“Up in Smoke?” President Biden Announces Pardons and Orders Review of Cannabis Classification
Recently, President Biden announced an executive order to pardon all federal marijuana possession charges. The President also urged governors to do the same at the state level saying, “Just as no one should be in a federal prison solely due to the possession of marijuana, no one should be in a local jail or state prison for that reason, either.” While President Biden’s pardons signal a step toward overhauling U.S. policy, state convictions based on simple marijuana possession far outnumber the amount at the federal level. Even so, these pardons by the President effect thousands of individuals currently in federal prison and the sentiments expressed by President Biden could signal future changes in how the United States plans to regulate cannabis.
There is growing acceptance and normalization of cannabis in many parts of the country. Still, the incarceration of individuals for marijuana possession while others are able to do the same thing – and profiting handsomely – is leading many to question and criticize prior criminal laws and approaches. Marijuana is now legal or decriminalized in the majority of states, and in every election cycle, more and more states put marijuana legalization on the ballot. In February of 2021, the Biden administration announced that it would pursue cannabis decriminalization as well as expungements for people with prior cannabis convictions.[i] This recent mass pardon is a step closer toward President Biden fulfilling his promise. As of today, 19 states have legalized recreational marijuana use and 38 states have provisions for medical use on the books. Additionally, five states have some form of cannabis legalization on the ballot for this November. Twenty or thirty years ago it would have been hard to imagine that the majority of Americans would support cannabis legalization, but over the past couple of decades, support for cannabis legalization has almost doubled.[ii]
In addition to pardoning all past federal marijuana possession offenses, President Biden has asked the Secretary of Health and Human Services and the Attorney General of the United States to initiate the administrative process to expeditiously review how cannabis is scheduled under federal law.
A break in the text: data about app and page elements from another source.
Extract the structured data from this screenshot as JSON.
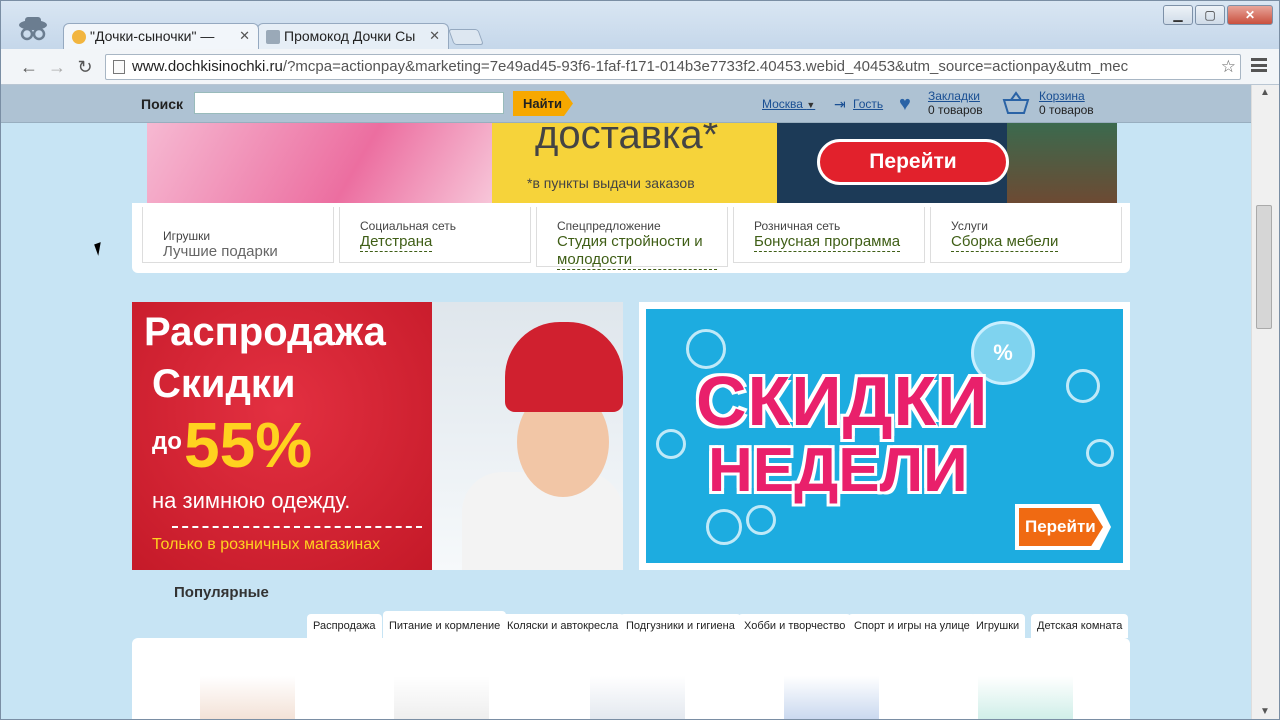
{
  "browser": {
    "tabs": [
      {
        "label": "\"Дочки-сыночки\" — ",
        "active": true
      },
      {
        "label": "Промокод Дочки Сы",
        "active": false
      }
    ],
    "url_host": "www.dochkisinochki.ru",
    "url_rest": "/?mcpa=actionpay&marketing=7e49ad45-93f6-1faf-f171-014b3e7733f2.40453.webid_40453&utm_source=actionpay&utm_mec"
  },
  "header": {
    "search_label": "Поиск",
    "search_button": "Найти",
    "city": "Москва",
    "guest": "Гость",
    "bookmarks_label": "Закладки",
    "bookmarks_count": "0 товаров",
    "cart_label": "Корзина",
    "cart_count": "0 товаров"
  },
  "promo": {
    "title": "доставка*",
    "note": "*в пункты выдачи заказов",
    "button": "Перейти"
  },
  "info_strip": [
    {
      "category": "Игрушки",
      "link": "Лучшие подарки"
    },
    {
      "category": "Социальная сеть",
      "link": "Детстрана"
    },
    {
      "category": "Спецпредложение",
      "link": "Студия стройности и молодости"
    },
    {
      "category": "Розничная сеть",
      "link": "Бонусная программа"
    },
    {
      "category": "Услуги",
      "link": "Сборка мебели"
    }
  ],
  "sale_banner": {
    "line1": "Распродажа",
    "line2": "Скидки",
    "line3": "до",
    "percent": "55%",
    "line4": "на зимнюю одежду.",
    "line5": "Только в розничных магазинах"
  },
  "week_banner": {
    "line1": "СКИДКИ",
    "line2": "НЕДЕЛИ",
    "badge": "%",
    "button": "Перейти"
  },
  "popular": {
    "title": "Популярные",
    "tabs": [
      "Распродажа",
      "Питание и кормление",
      "Коляски и автокресла",
      "Подгузники и гигиена",
      "Хобби и творчество",
      "Спорт и игры на улице",
      "Игрушки",
      "Детская комната"
    ],
    "active_tab": "Питание и кормление"
  },
  "colors": {
    "accent_orange": "#f7a800",
    "link_blue": "#1a4f93",
    "sale_red": "#c8192a",
    "week_blue": "#1dace0",
    "week_pink": "#e9206b"
  }
}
Currently, cannabis is considered a Schedule I drug, the highest level of classification under the Controlled Substances Act passed by Richard Nixon in 1970. Schedule I drugs are considered the most dangerous substances under the Controlled Substances Act.[iii] This means, at the federal level, marijuana is considered the same level of dangerous as heroin, LSD, and ecstasy, and falls in a higher classification than fentanyl, methamphetamine, and cocaine, which are all considered Schedule II drugs. Many have argued that the current classification is antiquated and ignores the therapeutic value of cannabis that is now accepted and recognized in a majority of states. Lowering the classification to a Schedule II or even a Schedule III drug would further expand medicinal usage and at the same time have a vast impact on the criminal justice system.
Reducing the classification of cannabis would allow cannabis companies access to financial institutions that all other businesses have the privilege of using. Currently, federal laws and regulations discourage banks and similar institutions from conducting business with cannabis companies because it is classified as a Schedule I controlled substance. The SAFE Banking Act of 2021[iv] is working to remedy this by generally prohibiting federal bank regulators from penalizing institutions for providing banking services to a legitimate cannabis-related business. Lowering the classification would be an even bigger step to take since the primary reason banks and other financial institutions are reluctant to work with the industry is because cannabis remains classified as a Schedule I controlled substance. Use and possession of cannabis is largely criminal on the federal level. Lowering the classification opens up the door to growth in this industry given the potential to access to more financial resources.
Similarly, another impact of lowering the classification is the potential for the growth of cannabis companies on publicly traded markets. When President Biden announced the pardon of all simple cannabis convictions on the federal level, cannabis stock prices briefly shot up. While they did level off and eventually returned to prior levels, the President’s announcement opens up the door more for cannabis legalization at the federal level down the line and the possibility being publicly traded on domestic exchange markets. This could lead to growth and more stability in the industry.
Reclassifying cannabis to a Schedule III drug could also reduce the tax burden for cannabis companies. Presently, cannabis companies are subject to 26 U.S. Code § 280E-Expenditures in connection with the illegal sale of drugs.[v] Section 280E of the Internal Revenue Code does not allow for tax deductions or credits for businesses that engage in “trafficking” Schedule I or II controlled substances, as defined by the Controlled Substances Act. These businesses include dispensaries. If cannabis is reduced to a Schedule III or lower drug, this could open up a new world of tax benefits for cannabis companies.
Finally, and perhaps the biggest potential impact if the classification of cannabis is lowered, is being just one step closer to cannabis being legalized on the federal level. More and more states have legalized cannabis to some extent, and there have been bills introduced at the federal level to accomplish the same. While it might be a ways off, the growing momentum for cannabis to be legal throughout the country cannot be ignored. The majority of Americans support the legalization of cannabis for recreational or medical use according to a 2021 Pew Research Center Poll,[vi] and those surveyed hope that state and federal policies will be reconciled.
Bryan Cockroft also contributed to this article.